Why is that?


Amenities are the desirable features of a neighborhood. Typically it refers to services and recreation in the area near a house. Proximity to shopping, parks and transportation access are a few considerations.

Coming up with your asking price

Once all the available information is collected, it is time to choose the three to five houses that are the most similar to yours. Using the photos from Zillow, or other sites, you can eliminate anything that is too different on the outside or the interior.

Objectively consider the final selection. Compare any renovations or upgrades including style trends and materials used. Determine where your house sits between these others. Is it the best, worst or just average? That will tell you if you are at the high end midpoint or low end of the price range.

Remember though, that the asking price is just a beginning point for negotiations. If priced right, those negotiations should start happening in a few weeks. If not priced competitively, your house may sit on the market for a long time.

If you are putting your home on the market yourself, the pricing process can be a very stressful time.  In addition, if selling during the holidays isn't something you wish to consider right now, we can help.

If you have come to the realization that it is time to move right now to have a better life, but your house isn’t ready for market, we can help. 

If you are juggling too many responsibilities to sell your house yourself this fall, then there are people who specialize in the sale of properties "as is" - usually within a week to resolve the situation quickly. 

Contact us for details.

Next time we will look at how to fix up your house before a sale.

So thanks for reading my post. I'm so glad you're here! 

And I really look forward to getting into more great stuff in future posts -- so that you can 

Turn Your House To $OLD!

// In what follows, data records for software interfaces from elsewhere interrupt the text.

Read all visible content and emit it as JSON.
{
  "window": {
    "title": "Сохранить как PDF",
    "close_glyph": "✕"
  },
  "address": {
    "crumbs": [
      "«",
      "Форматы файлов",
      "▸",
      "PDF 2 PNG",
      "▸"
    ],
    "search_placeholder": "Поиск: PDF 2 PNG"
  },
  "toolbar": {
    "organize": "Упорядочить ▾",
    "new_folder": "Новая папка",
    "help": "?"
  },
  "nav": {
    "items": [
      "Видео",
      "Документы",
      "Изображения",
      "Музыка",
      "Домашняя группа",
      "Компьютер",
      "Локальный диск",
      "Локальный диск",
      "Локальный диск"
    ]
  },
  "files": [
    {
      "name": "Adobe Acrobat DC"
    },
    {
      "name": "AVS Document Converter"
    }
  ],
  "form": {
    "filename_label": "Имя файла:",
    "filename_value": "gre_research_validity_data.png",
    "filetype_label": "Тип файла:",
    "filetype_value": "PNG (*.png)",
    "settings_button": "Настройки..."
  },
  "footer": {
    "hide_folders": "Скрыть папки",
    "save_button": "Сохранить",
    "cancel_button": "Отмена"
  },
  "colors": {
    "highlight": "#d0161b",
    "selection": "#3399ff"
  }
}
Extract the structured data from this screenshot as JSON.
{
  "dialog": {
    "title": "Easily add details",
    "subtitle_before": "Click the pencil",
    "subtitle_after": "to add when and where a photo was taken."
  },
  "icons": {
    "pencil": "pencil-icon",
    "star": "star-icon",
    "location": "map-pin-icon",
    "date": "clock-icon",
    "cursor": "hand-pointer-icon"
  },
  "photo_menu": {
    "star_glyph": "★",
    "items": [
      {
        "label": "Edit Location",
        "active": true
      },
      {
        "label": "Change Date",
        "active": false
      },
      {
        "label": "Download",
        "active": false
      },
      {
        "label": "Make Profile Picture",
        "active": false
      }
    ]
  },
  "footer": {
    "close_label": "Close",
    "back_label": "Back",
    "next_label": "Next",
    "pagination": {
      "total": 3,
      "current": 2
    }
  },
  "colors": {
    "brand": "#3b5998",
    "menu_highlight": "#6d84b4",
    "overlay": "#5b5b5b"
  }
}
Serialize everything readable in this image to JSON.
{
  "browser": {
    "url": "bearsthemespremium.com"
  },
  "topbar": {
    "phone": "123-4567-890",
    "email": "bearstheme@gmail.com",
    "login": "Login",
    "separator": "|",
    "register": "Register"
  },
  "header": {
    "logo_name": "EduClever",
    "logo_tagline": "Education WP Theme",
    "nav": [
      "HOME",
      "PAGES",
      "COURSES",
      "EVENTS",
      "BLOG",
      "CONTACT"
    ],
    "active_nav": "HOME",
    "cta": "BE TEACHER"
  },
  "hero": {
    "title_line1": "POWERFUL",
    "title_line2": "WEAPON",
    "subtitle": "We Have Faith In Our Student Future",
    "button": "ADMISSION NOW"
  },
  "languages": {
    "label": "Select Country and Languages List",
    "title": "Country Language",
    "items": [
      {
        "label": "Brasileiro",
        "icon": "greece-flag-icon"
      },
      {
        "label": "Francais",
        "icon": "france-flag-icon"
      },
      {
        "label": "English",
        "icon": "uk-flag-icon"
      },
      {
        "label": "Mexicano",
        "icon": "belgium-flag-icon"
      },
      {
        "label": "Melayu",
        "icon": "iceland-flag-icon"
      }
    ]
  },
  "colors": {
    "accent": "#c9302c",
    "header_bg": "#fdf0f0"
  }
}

Feel free to ask me any questions through the contact info below. I would be very happy to help.

Linda  623-335-2662

Article Sources:

Lynda Bathory